**DESCRIPTION OF THE TASK:** Gather every line from the entries below that includes "title".

------------------------

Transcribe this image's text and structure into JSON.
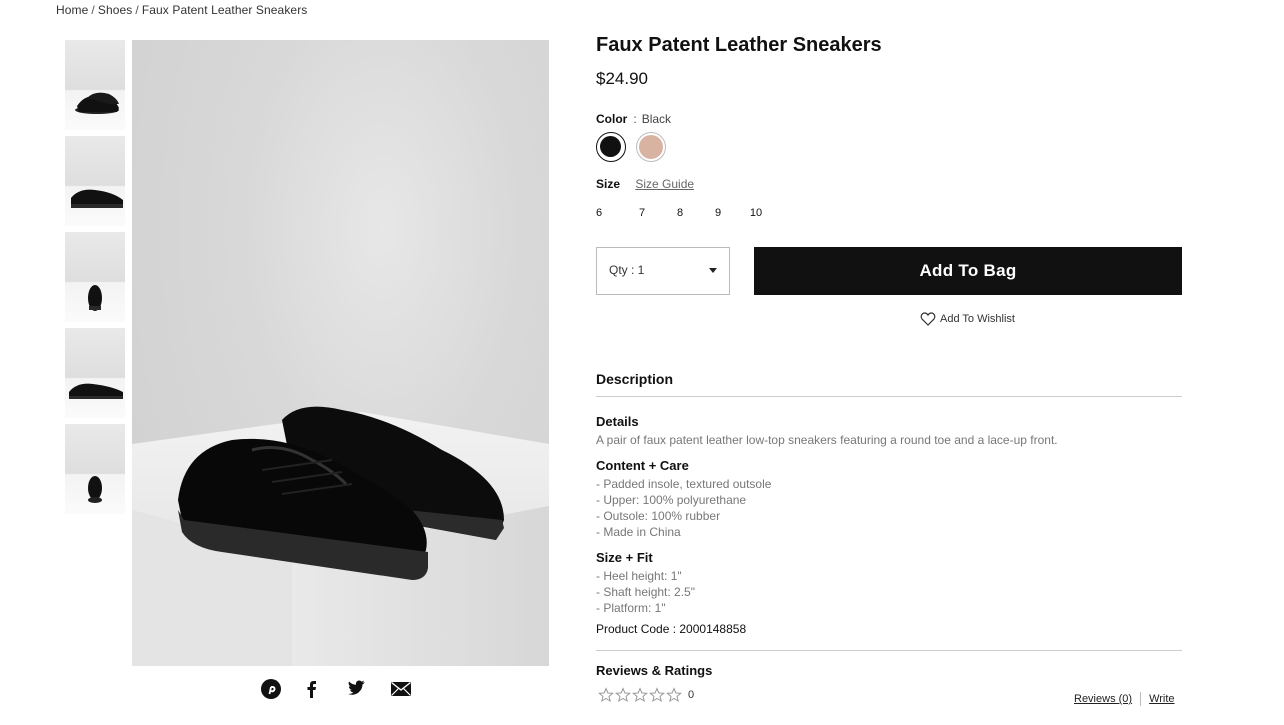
{
  "breadcrumb": {
    "home": "Home",
    "shoes": "Shoes",
    "current": "Faux Patent Leather Sneakers",
    "separator": "/"
  },
  "product": {
    "title": "Faux Patent Leather Sneakers",
    "price": "$24.90",
    "color_label": "Color",
    "color_separator": ":",
    "color_value": "Black",
    "swatches": [
      {
        "name": "Black",
        "hex": "#111111"
      },
      {
        "name": "Nude",
        "hex": "#d8b3a1"
      }
    ],
    "size_label": "Size",
    "size_guide": "Size Guide",
    "sizes": [
      "6",
      "7",
      "8",
      "9",
      "10"
    ],
    "qty_label": "Qty : 1",
    "add_to_bag": "Add To Bag",
    "wishlist": "Add To Wishlist"
  },
  "description": {
    "heading": "Description",
    "details_heading": "Details",
    "details_text": "A pair of faux patent leather low-top sneakers featuring a round toe and a lace-up front.",
    "content_heading": "Content + Care",
    "content_lines": [
      "- Padded insole, textured outsole",
      "- Upper: 100% polyurethane",
      "- Outsole: 100% rubber",
      "- Made in China"
    ],
    "fit_heading": "Size + Fit",
    "fit_lines": [
      "- Heel height: 1\"",
      "- Shaft height: 2.5\"",
      "- Platform: 1\""
    ],
    "product_code": "Product Code : 2000148858"
  },
  "reviews": {
    "heading": "Reviews & Ratings",
    "rating_count": "0",
    "reviews_link": "Reviews (0)",
    "write_link": "Write",
    "stars_filled": 0,
    "stars_total": 5
  },
  "share": [
    "pinterest-icon",
    "facebook-icon",
    "twitter-icon",
    "email-icon"
  ],
  "colors": {
    "button_bg": "#111111",
    "text_muted": "#777777",
    "divider": "#cccccc"
  }
}
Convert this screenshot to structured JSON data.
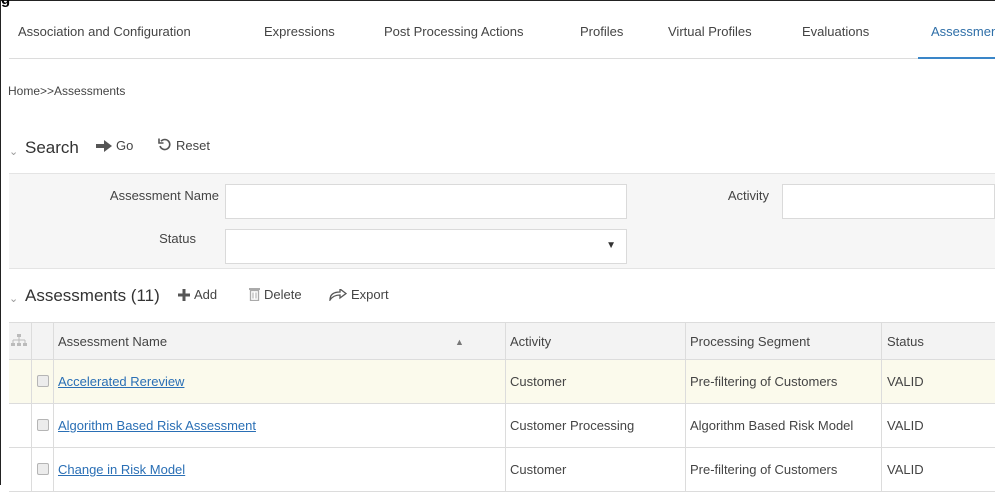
{
  "figure_label": "g",
  "tabs": [
    {
      "label": "Association and Configuration",
      "active": false
    },
    {
      "label": "Expressions",
      "active": false
    },
    {
      "label": "Post Processing Actions",
      "active": false
    },
    {
      "label": "Profiles",
      "active": false
    },
    {
      "label": "Virtual Profiles",
      "active": false
    },
    {
      "label": "Evaluations",
      "active": false
    },
    {
      "label": "Assessment",
      "active": true
    }
  ],
  "breadcrumb": "Home>>Assessments",
  "search": {
    "title": "Search",
    "go_label": "Go",
    "reset_label": "Reset",
    "fields": {
      "assessment_name_label": "Assessment Name",
      "assessment_name_value": "",
      "activity_label": "Activity",
      "activity_value": "",
      "status_label": "Status",
      "status_value": ""
    }
  },
  "assessments": {
    "title": "Assessments (11)",
    "add_label": "Add",
    "delete_label": "Delete",
    "export_label": "Export",
    "columns": [
      "Assessment Name",
      "Activity",
      "Processing Segment",
      "Status"
    ],
    "sort_indicator": "▲",
    "rows": [
      {
        "name": "Accelerated Rereview",
        "activity": "Customer",
        "segment": "Pre-filtering of Customers",
        "status": "VALID"
      },
      {
        "name": "Algorithm Based Risk Assessment",
        "activity": "Customer Processing",
        "segment": "Algorithm Based Risk Model",
        "status": "VALID"
      },
      {
        "name": "Change in Risk Model",
        "activity": "Customer",
        "segment": "Pre-filtering of Customers",
        "status": "VALID"
      }
    ]
  },
  "colors": {
    "accent": "#3a86c8",
    "link": "#2a6fb5",
    "selected_row": "#fbfaec",
    "header_bg": "#f3f3f3",
    "panel_bg": "#f6f6f6"
  }
}
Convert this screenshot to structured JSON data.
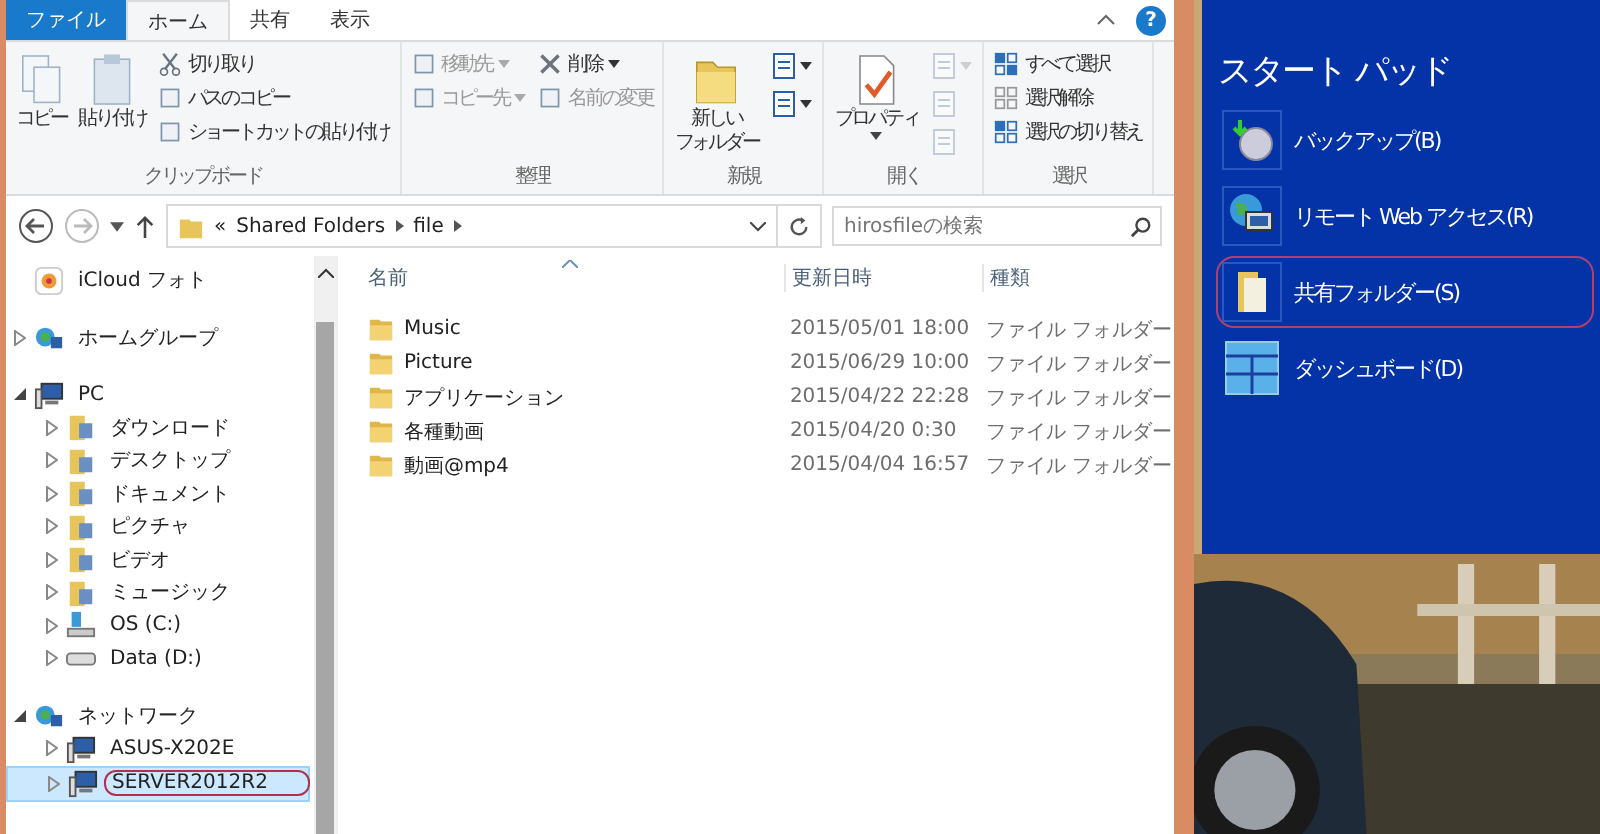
{
  "ribbon": {
    "tabs": [
      {
        "label": "ファイル",
        "kind": "file",
        "selected": false
      },
      {
        "label": "ホーム",
        "kind": "tab",
        "selected": true
      },
      {
        "label": "共有",
        "kind": "tab",
        "selected": false
      },
      {
        "label": "表示",
        "kind": "tab",
        "selected": false
      }
    ],
    "help": "?",
    "groups": [
      {
        "title": "クリップボード",
        "items": [
          {
            "lines": [
              "コピー"
            ],
            "kind": "large",
            "disabled": false
          },
          {
            "lines": [
              "貼り付け"
            ],
            "kind": "large",
            "disabled": false
          },
          {
            "kind": "stack",
            "children": [
              {
                "label": "切り取り",
                "disabled": false
              },
              {
                "label": "パスのコピー",
                "disabled": false
              },
              {
                "label": "ショートカットの貼り付け",
                "disabled": false
              }
            ]
          }
        ]
      },
      {
        "title": "整理",
        "items": [
          {
            "kind": "stack",
            "children": [
              {
                "label": "移動先",
                "dropdown": true,
                "disabled": true
              },
              {
                "label": "コピー先",
                "dropdown": true,
                "disabled": true
              }
            ]
          },
          {
            "kind": "stack",
            "children": [
              {
                "label": "削除",
                "dropdown": true,
                "disabled": false
              },
              {
                "label": "名前の変更",
                "disabled": true
              }
            ]
          }
        ]
      },
      {
        "title": "新規",
        "items": [
          {
            "lines": [
              "新しい",
              "フォルダー"
            ],
            "kind": "large",
            "disabled": false
          },
          {
            "kind": "iconstack",
            "children": [
              {
                "dropdown": true,
                "disabled": false
              },
              {
                "dropdown": true,
                "disabled": false
              }
            ]
          }
        ]
      },
      {
        "title": "開く",
        "items": [
          {
            "lines": [
              "プロパティ"
            ],
            "kind": "large",
            "dropdown": true,
            "disabled": false
          },
          {
            "kind": "iconstack",
            "children": [
              {
                "dropdown": true,
                "disabled": true
              },
              {
                "disabled": true
              },
              {
                "disabled": true
              }
            ]
          }
        ]
      },
      {
        "title": "選択",
        "items": [
          {
            "kind": "stack",
            "children": [
              {
                "label": "すべて選択",
                "disabled": false
              },
              {
                "label": "選択解除",
                "disabled": false
              },
              {
                "label": "選択の切り替え",
                "disabled": false
              }
            ]
          }
        ]
      }
    ]
  },
  "address_bar": {
    "chevron": "«",
    "path": [
      "Shared Folders",
      "file"
    ],
    "search": {
      "placeholder": "hirosfileの検索"
    }
  },
  "sidebar": {
    "items": [
      {
        "label": "iCloud フォト",
        "kind": "photos",
        "selected": false,
        "circled": false
      },
      {
        "label": "ホームグループ",
        "kind": "homegroup",
        "expanded": false,
        "selected": false,
        "circled": false
      },
      {
        "label": "PC",
        "kind": "computer",
        "expanded": true,
        "selected": false,
        "circled": false,
        "children": [
          {
            "label": "ダウンロード",
            "kind": "folder",
            "expanded": false,
            "selected": false,
            "circled": false
          },
          {
            "label": "デスクトップ",
            "kind": "folder",
            "expanded": false,
            "selected": false,
            "circled": false
          },
          {
            "label": "ドキュメント",
            "kind": "folder",
            "expanded": false,
            "selected": false,
            "circled": false
          },
          {
            "label": "ピクチャ",
            "kind": "folder",
            "expanded": false,
            "selected": false,
            "circled": false
          },
          {
            "label": "ビデオ",
            "kind": "folder",
            "expanded": false,
            "selected": false,
            "circled": false
          },
          {
            "label": "ミュージック",
            "kind": "folder",
            "expanded": false,
            "selected": false,
            "circled": false
          },
          {
            "label": "OS (C:)",
            "kind": "drive",
            "expanded": false,
            "selected": false,
            "circled": false
          },
          {
            "label": "Data (D:)",
            "kind": "disk",
            "expanded": false,
            "selected": false,
            "circled": false
          }
        ]
      },
      {
        "label": "ネットワーク",
        "kind": "network",
        "expanded": true,
        "selected": false,
        "circled": false,
        "children": [
          {
            "label": "ASUS-X202E",
            "kind": "computer",
            "expanded": false,
            "selected": false,
            "circled": false
          },
          {
            "label": "SERVER2012R2",
            "kind": "computer",
            "expanded": false,
            "selected": true,
            "circled": true
          }
        ]
      }
    ]
  },
  "table": {
    "columns": [
      "名前",
      "更新日時",
      "種類"
    ],
    "rows": [
      {
        "name": "Music",
        "modified": "2015/05/01 18:00",
        "type": "ファイル フォルダー"
      },
      {
        "name": "Picture",
        "modified": "2015/06/29 10:00",
        "type": "ファイル フォルダー"
      },
      {
        "name": "アプリケーション",
        "modified": "2015/04/22 22:28",
        "type": "ファイル フォルダー"
      },
      {
        "name": "各種動画",
        "modified": "2015/04/20 0:30",
        "type": "ファイル フォルダー"
      },
      {
        "name": "動画@mp4",
        "modified": "2015/04/04 16:57",
        "type": "ファイル フォルダー"
      }
    ]
  },
  "start_pad": {
    "title": "スタート パッド",
    "items": [
      {
        "label": "バックアップ(B)",
        "kind": "backup",
        "circled": false
      },
      {
        "label": "リモート Web アクセス(R)",
        "kind": "remote",
        "circled": false
      },
      {
        "label": "共有フォルダー(S)",
        "kind": "folder",
        "circled": true
      },
      {
        "label": "ダッシュボード(D)",
        "kind": "dashboard",
        "circled": false
      }
    ]
  }
}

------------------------

**ANSWER FOR THIS EXERCISE:**
    "title": "Faux Patent Leather Sneakers",
    "title": "Search",
    "title": "Assessments (11)",
        "title": "クリップボード",
        "title": "整理",
        "title": "新規",
        "title": "開く",
        "title": "選択",
    "title": "スタート パッド",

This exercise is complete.